#### Supplied information ####
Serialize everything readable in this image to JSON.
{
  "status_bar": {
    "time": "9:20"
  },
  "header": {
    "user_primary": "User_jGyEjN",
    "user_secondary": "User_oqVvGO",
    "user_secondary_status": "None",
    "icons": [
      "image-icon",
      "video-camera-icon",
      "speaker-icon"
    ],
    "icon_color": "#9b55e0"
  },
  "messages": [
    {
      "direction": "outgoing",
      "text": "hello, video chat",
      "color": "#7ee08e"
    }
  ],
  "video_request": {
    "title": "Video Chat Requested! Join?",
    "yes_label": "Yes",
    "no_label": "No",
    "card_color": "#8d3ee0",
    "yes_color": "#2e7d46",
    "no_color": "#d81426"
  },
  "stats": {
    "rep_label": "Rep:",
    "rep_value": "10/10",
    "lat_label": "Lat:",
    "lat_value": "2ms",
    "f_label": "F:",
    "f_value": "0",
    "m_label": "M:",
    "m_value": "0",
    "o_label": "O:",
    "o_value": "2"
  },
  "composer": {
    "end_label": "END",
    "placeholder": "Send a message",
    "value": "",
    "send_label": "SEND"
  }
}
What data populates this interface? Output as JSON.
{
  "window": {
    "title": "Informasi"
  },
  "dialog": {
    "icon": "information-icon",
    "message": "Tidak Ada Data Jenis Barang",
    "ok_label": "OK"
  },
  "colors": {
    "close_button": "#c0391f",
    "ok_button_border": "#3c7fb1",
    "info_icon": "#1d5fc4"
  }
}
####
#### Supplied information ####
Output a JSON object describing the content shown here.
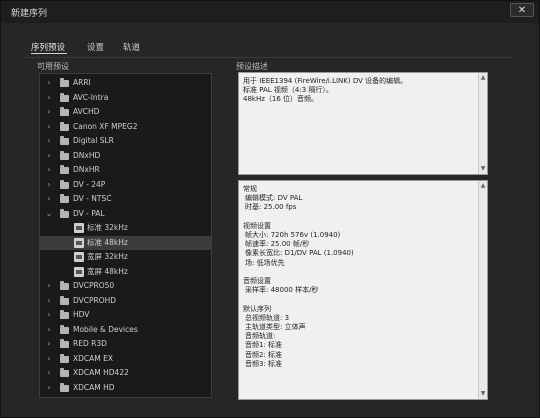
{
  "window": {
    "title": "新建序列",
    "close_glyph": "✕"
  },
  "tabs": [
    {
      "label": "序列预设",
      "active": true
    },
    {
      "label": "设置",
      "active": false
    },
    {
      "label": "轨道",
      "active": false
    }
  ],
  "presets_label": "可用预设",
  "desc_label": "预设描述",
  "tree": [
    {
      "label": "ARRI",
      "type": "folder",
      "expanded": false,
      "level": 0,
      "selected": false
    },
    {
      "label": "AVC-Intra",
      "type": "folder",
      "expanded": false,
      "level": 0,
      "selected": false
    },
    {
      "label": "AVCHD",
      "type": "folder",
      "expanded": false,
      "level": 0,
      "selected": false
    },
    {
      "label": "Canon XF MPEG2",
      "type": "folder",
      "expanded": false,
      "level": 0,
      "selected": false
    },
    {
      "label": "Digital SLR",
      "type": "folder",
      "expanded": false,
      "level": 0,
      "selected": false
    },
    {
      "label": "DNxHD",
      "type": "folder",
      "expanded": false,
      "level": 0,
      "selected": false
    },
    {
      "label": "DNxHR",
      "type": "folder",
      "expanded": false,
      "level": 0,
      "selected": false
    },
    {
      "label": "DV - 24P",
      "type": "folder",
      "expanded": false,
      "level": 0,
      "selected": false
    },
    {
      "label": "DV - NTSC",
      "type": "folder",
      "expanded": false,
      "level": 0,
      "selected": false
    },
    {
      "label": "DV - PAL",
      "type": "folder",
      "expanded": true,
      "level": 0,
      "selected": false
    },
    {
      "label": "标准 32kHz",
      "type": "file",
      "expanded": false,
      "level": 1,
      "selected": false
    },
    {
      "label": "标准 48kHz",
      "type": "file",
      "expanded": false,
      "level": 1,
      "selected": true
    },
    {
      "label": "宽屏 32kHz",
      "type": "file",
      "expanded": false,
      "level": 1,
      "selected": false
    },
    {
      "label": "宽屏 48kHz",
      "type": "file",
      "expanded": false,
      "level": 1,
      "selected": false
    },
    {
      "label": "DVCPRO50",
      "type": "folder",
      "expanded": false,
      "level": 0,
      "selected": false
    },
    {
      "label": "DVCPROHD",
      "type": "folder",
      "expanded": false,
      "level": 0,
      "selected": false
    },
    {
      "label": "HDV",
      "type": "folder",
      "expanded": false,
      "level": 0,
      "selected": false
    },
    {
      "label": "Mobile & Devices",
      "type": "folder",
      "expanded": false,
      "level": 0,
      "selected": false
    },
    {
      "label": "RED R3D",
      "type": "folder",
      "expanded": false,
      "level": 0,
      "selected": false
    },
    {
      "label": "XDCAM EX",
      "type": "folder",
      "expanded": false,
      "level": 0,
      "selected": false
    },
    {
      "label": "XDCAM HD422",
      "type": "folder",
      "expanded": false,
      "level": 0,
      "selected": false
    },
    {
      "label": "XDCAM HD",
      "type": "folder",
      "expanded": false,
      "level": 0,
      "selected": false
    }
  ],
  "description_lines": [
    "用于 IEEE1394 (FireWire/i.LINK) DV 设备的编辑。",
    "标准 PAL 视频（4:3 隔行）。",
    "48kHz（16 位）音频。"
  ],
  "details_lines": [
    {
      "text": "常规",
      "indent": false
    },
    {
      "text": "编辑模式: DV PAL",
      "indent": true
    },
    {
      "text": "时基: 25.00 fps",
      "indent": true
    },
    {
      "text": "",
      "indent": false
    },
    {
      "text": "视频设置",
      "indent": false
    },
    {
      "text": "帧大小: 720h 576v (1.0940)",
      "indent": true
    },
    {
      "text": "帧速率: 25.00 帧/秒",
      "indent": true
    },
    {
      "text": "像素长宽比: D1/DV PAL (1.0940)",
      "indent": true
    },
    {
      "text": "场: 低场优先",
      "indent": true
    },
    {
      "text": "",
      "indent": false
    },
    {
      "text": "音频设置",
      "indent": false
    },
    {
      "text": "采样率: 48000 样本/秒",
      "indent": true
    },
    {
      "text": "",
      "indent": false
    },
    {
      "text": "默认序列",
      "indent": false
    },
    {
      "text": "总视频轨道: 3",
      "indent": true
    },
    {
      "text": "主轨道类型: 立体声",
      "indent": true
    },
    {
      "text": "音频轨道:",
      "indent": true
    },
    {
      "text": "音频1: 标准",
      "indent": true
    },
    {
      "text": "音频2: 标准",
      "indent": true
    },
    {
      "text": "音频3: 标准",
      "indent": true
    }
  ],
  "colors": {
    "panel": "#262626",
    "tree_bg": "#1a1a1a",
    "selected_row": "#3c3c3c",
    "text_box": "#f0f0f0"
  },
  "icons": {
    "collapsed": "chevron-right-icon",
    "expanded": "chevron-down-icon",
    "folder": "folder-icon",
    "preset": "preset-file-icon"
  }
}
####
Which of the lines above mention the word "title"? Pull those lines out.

=== Exercise output ===
    "title": "Video Chat Requested! Join?",
    "title": "Informasi"
    "title": "新建序列",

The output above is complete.